Castor said private lenders "made a mockery" of their claim that competition would bring lower interest rates, with students often paying higher-than-market-value rates and lenders wasting federal money on efforts to win business at colleges. She said the expanded Pell benefits would bring more than $106 million in additional aid money to students who live in her Tampa Bay district, adding new recipients and potentially pushing the maximum grant from $5,350 to nearly $7,000 a year by 2019.

"Those dollars will circulate throughout the economy of the entire region," Castor said. "And we need that shot in the arm now more than ever."

Opponents of the bill said the federal government wouldn't be able to keep costs low without competition from lenders and might not be able to handle the flood of loans if the Federal Family Education Loan Program is abolished.

"I still, along with many of my colleagues, feel that when 100 percent of schools go into Direct Lending, there's an accident waiting to happen," said Bill Spiers, a spokesman for the Florida Association of Student Financial Aid Administrators.

He said some of the largest private lending companies like Sallie Mae and Nelnet would likely win contracts to manage those loans for the government but still might be forced to lay off employees. And he predicted an uphill fight for the bill, as senators weigh voters' discomfort with "nationalizing" another industry.

But at the University of South Florida, financial aid director Billie Jo Hamilton said she was thrilled with the expansion of the Pell Grant program. And she said her school would likely switch to the Direct Lending program, even if the bill founders, in order to avoid the crisis that faced students a year ago when credit markets collapsed.

"We can't find ourselves in a position where our lender partners can't get capital," Hamilton said. "We did have some of that in the start of 2008, and it was frightening."

The University of Florida has used Direct Lending since the program was created in the early 1990s, and officials have said it makes applying for loans much less complicated for students.
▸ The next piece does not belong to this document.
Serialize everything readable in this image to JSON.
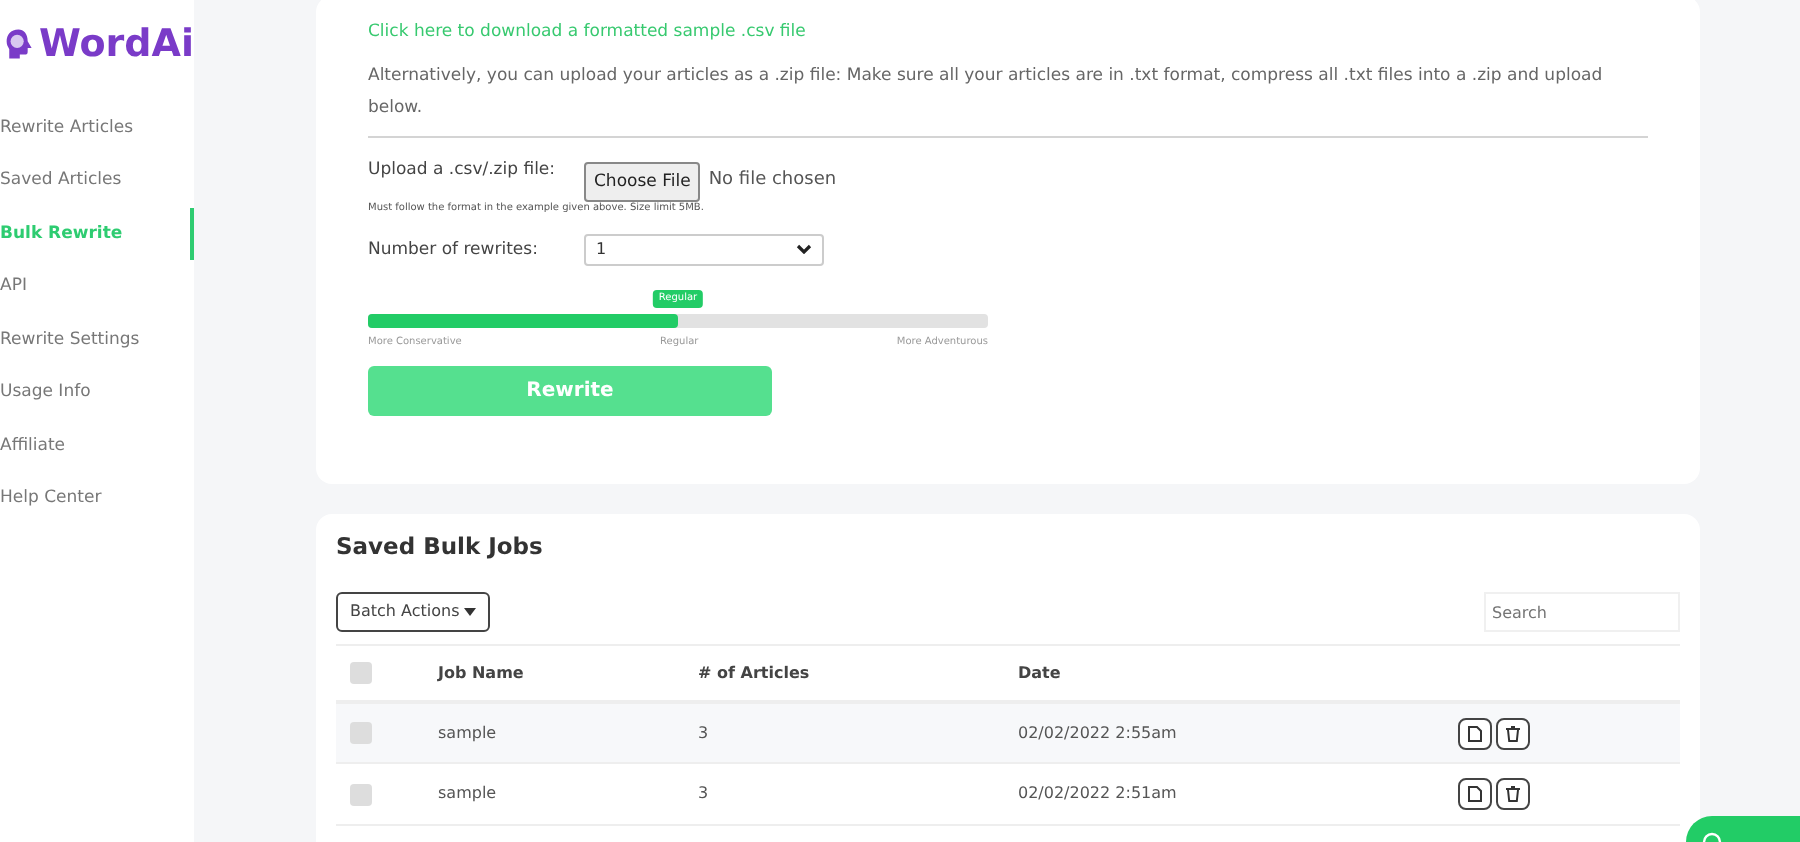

Still, these haven't been easy times for students trying to pay for college, said junior Rafael Yaniz, chief of staff for the student government.
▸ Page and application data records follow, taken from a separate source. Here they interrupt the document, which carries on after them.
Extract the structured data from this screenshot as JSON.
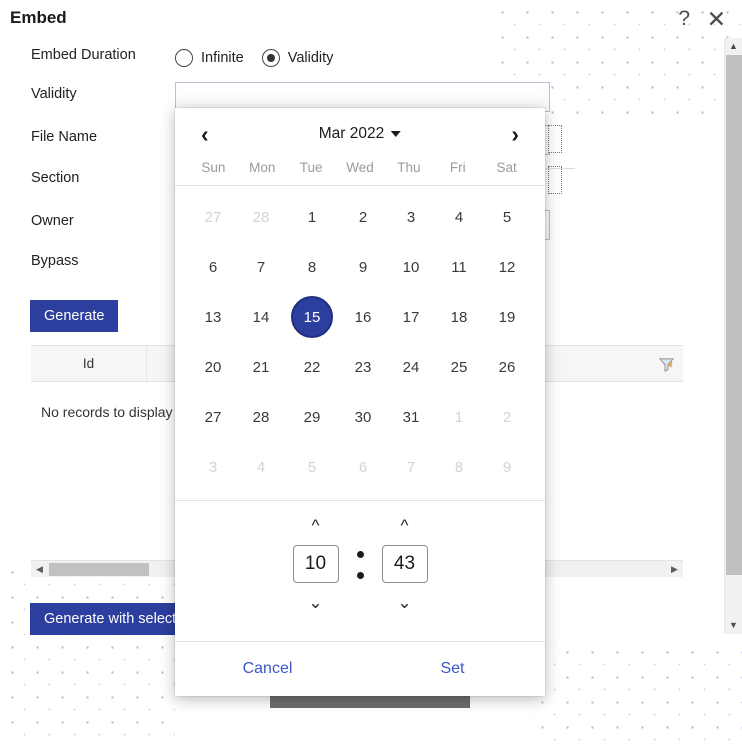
{
  "page": {
    "title": "Embed",
    "help_icon": "question-mark-icon",
    "close_icon": "close-icon"
  },
  "form": {
    "labels": {
      "embed_duration": "Embed Duration",
      "validity": "Validity",
      "file_name": "File Name",
      "section": "Section",
      "owner": "Owner",
      "bypass": "Bypass"
    },
    "duration_options": [
      {
        "label": "Infinite",
        "checked": false
      },
      {
        "label": "Validity",
        "checked": true
      }
    ],
    "inputs": {
      "validity_value": "",
      "file_name_value": "",
      "owner_value": ""
    }
  },
  "buttons": {
    "generate": "Generate",
    "generate_with_selected": "Generate with selected",
    "accent_color": "#2c3e9e"
  },
  "grid": {
    "columns": [
      "Id"
    ],
    "empty_message": "No records to display",
    "filter_icon": "funnel-filter-icon"
  },
  "scrollbar": {
    "up_arrow_icon": "chevron-up-icon",
    "down_arrow_icon": "chevron-down-icon",
    "left_arrow_icon": "chevron-left-icon",
    "right_arrow_icon": "chevron-right-icon"
  },
  "datetime_picker": {
    "prev_icon": "chevron-left-icon",
    "next_icon": "chevron-right-icon",
    "month_label": "Mar 2022",
    "weekdays": [
      "Sun",
      "Mon",
      "Tue",
      "Wed",
      "Thu",
      "Fri",
      "Sat"
    ],
    "days": [
      {
        "n": "27",
        "muted": true
      },
      {
        "n": "28",
        "muted": true
      },
      {
        "n": "1"
      },
      {
        "n": "2"
      },
      {
        "n": "3"
      },
      {
        "n": "4"
      },
      {
        "n": "5"
      },
      {
        "n": "6"
      },
      {
        "n": "7"
      },
      {
        "n": "8"
      },
      {
        "n": "9"
      },
      {
        "n": "10"
      },
      {
        "n": "11"
      },
      {
        "n": "12"
      },
      {
        "n": "13"
      },
      {
        "n": "14"
      },
      {
        "n": "15",
        "selected": true
      },
      {
        "n": "16"
      },
      {
        "n": "17"
      },
      {
        "n": "18"
      },
      {
        "n": "19"
      },
      {
        "n": "20"
      },
      {
        "n": "21"
      },
      {
        "n": "22"
      },
      {
        "n": "23"
      },
      {
        "n": "24"
      },
      {
        "n": "25"
      },
      {
        "n": "26"
      },
      {
        "n": "27"
      },
      {
        "n": "28"
      },
      {
        "n": "29"
      },
      {
        "n": "30"
      },
      {
        "n": "31"
      },
      {
        "n": "1",
        "muted": true
      },
      {
        "n": "2",
        "muted": true
      },
      {
        "n": "3",
        "muted": true
      },
      {
        "n": "4",
        "muted": true
      },
      {
        "n": "5",
        "muted": true
      },
      {
        "n": "6",
        "muted": true
      },
      {
        "n": "7",
        "muted": true
      },
      {
        "n": "8",
        "muted": true
      },
      {
        "n": "9",
        "muted": true
      }
    ],
    "selected_day": "15",
    "time": {
      "hour": "10",
      "minute": "43",
      "separator": ":",
      "hour_up_icon": "chevron-up-icon",
      "hour_down_icon": "chevron-down-icon",
      "minute_up_icon": "chevron-up-icon",
      "minute_down_icon": "chevron-down-icon"
    },
    "actions": {
      "cancel": "Cancel",
      "set": "Set"
    },
    "link_color": "#3c56c7",
    "selection_color": "#2c3e9e"
  }
}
"I've seen students complaining about difficulty in finding jobs, just because there are too many of them and not enough positions available," he said. "By all means I'm in favor of students having more access to student aid, with less hoops to jump through."

Low-income students who need Pell Grants have lost ground for years compared with inflation, said Lauren Asher, president of the California-based Institute for College Access & Success.

"This is really major progress for students and borrowers," she said, describing the crunch facing families. "A lot of people who thought they could handle it are finding they can't. Their homes are worth less; their investments have taken a hit."

Chris Lindstrom, higher education director for the U.S. Public Interest Research Group, said families would benefit from expansion of the Pell Grants.

But she said her organization would closely monitor the new legislation to ensure that borrowers are protected against unfair repayment terms and that private companies managing federal loans don't take advantage of students.

"We're concerned about the safeguards that are in place for borrowers with this new regime," she said. "We need to stay on top of that."

Tom Marshall can be reached at or (813) 226-3400.